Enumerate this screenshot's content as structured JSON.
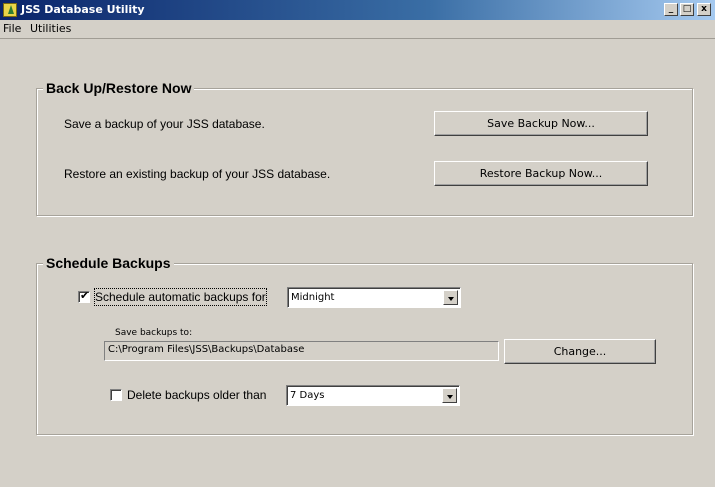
{
  "window": {
    "title": "JSS Database Utility",
    "minimize_glyph": "_",
    "maximize_glyph": "□",
    "close_glyph": "x"
  },
  "menu": {
    "items": [
      {
        "label": "File"
      },
      {
        "label": "Utilities"
      }
    ]
  },
  "backup_restore": {
    "title": "Back Up/Restore Now",
    "save_text": "Save a backup of your JSS database.",
    "save_button": "Save Backup Now...",
    "restore_text": "Restore an existing backup of your JSS database.",
    "restore_button": "Restore Backup Now..."
  },
  "schedule": {
    "title": "Schedule Backups",
    "auto_label": "Schedule automatic backups for",
    "auto_checked": true,
    "auto_value": "Midnight",
    "save_to_label": "Save backups to:",
    "path": "C:\\Program Files\\JSS\\Backups\\Database",
    "change_button": "Change...",
    "delete_label": "Delete backups older than",
    "delete_checked": false,
    "delete_value": "7 Days"
  },
  "icons": {
    "check": "✔"
  }
}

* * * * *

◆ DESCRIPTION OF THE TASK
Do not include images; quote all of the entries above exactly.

◆ SOLUTION FOR THIS PROBLEM
Enumerate this screenshot's content as structured JSON.
{
  "window": {
    "title": "JSS Database Utility",
    "minimize_glyph": "_",
    "maximize_glyph": "□",
    "close_glyph": "x"
  },
  "menu": {
    "items": [
      {
        "label": "File"
      },
      {
        "label": "Utilities"
      }
    ]
  },
  "backup_restore": {
    "title": "Back Up/Restore Now",
    "save_text": "Save a backup of your JSS database.",
    "save_button": "Save Backup Now...",
    "restore_text": "Restore an existing backup of your JSS database.",
    "restore_button": "Restore Backup Now..."
  },
  "schedule": {
    "title": "Schedule Backups",
    "auto_label": "Schedule automatic backups for",
    "auto_checked": true,
    "auto_value": "Midnight",
    "save_to_label": "Save backups to:",
    "path": "C:\\Program Files\\JSS\\Backups\\Database",
    "change_button": "Change...",
    "delete_label": "Delete backups older than",
    "delete_checked": false,
    "delete_value": "7 Days"
  },
  "icons": {
    "check": "✔"
  }
}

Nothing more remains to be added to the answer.